However, some authors are of the opinion that not all justiceable civil matter is arbitrable. Asouzu, averred that matters such as trademark, patents and designs, and copy rights are not arbitrable as provided by section 251 of the 1999 Constitution of the Federal Republic of Nigeria. Ezejiofor relying on the position of the court in the case of Kano State Urban Development Board v Fanz Construction Ltd added that such dispute must be such that can be compromised by accord and satisfaction, terms of a deed of separation between husband and wife as well as pending issues before a court which parties consented and obtained leave of court for transfer to arbitration.
More so, specific questions of law such as the construction of a document can be referred to arbitration. Note that criminal matters, fraud, illegal contract inconsistent with government orders, disputes emanating from void transactions e.g. wagering and gaming contracts, an indictment for an offence of public nature cannot be referred to arbitration.
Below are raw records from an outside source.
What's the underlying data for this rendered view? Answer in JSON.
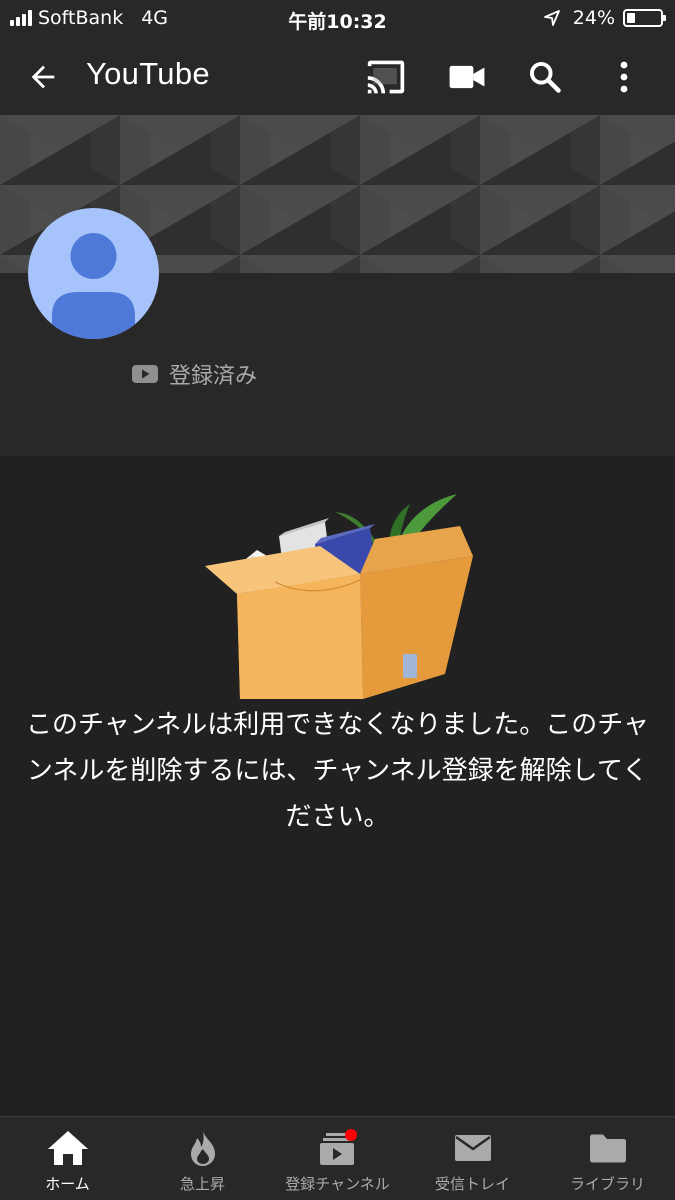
{
  "status_bar": {
    "carrier": "SoftBank",
    "network": "4G",
    "time": "午前10:32",
    "battery": "24%",
    "battery_level": 0.24
  },
  "app_bar": {
    "title": "YouTube",
    "icons": [
      "back-arrow-icon",
      "cast-icon",
      "video-camera-icon",
      "search-icon",
      "more-vert-icon"
    ]
  },
  "channel": {
    "subscribed_label": "登録済み"
  },
  "empty_state": {
    "message": "このチャンネルは利用できなくなりました。このチャンネルを削除するには、チャンネル登録を解除してください。"
  },
  "bottom_nav": {
    "items": [
      {
        "label": "ホーム",
        "icon": "home-icon",
        "active": true
      },
      {
        "label": "急上昇",
        "icon": "trending-flame-icon",
        "active": false
      },
      {
        "label": "登録チャンネル",
        "icon": "subscriptions-icon",
        "active": false
      },
      {
        "label": "受信トレイ",
        "icon": "inbox-mail-icon",
        "active": false
      },
      {
        "label": "ライブラリ",
        "icon": "library-folder-icon",
        "active": false
      }
    ]
  },
  "colors": {
    "background": "#212121",
    "bar": "#282828",
    "avatar_bg": "#a6c4fb",
    "avatar_fg": "#4f79d8",
    "notification_dot": "#ff0000",
    "muted_text": "#aaaaaa"
  }
}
Having seen the vital factors that should be considered in choosing arbitration over litigation, it is important to note that the nature of the dispute matters as well. This is because not all disputes can be resolved by arbitration in Nigeria.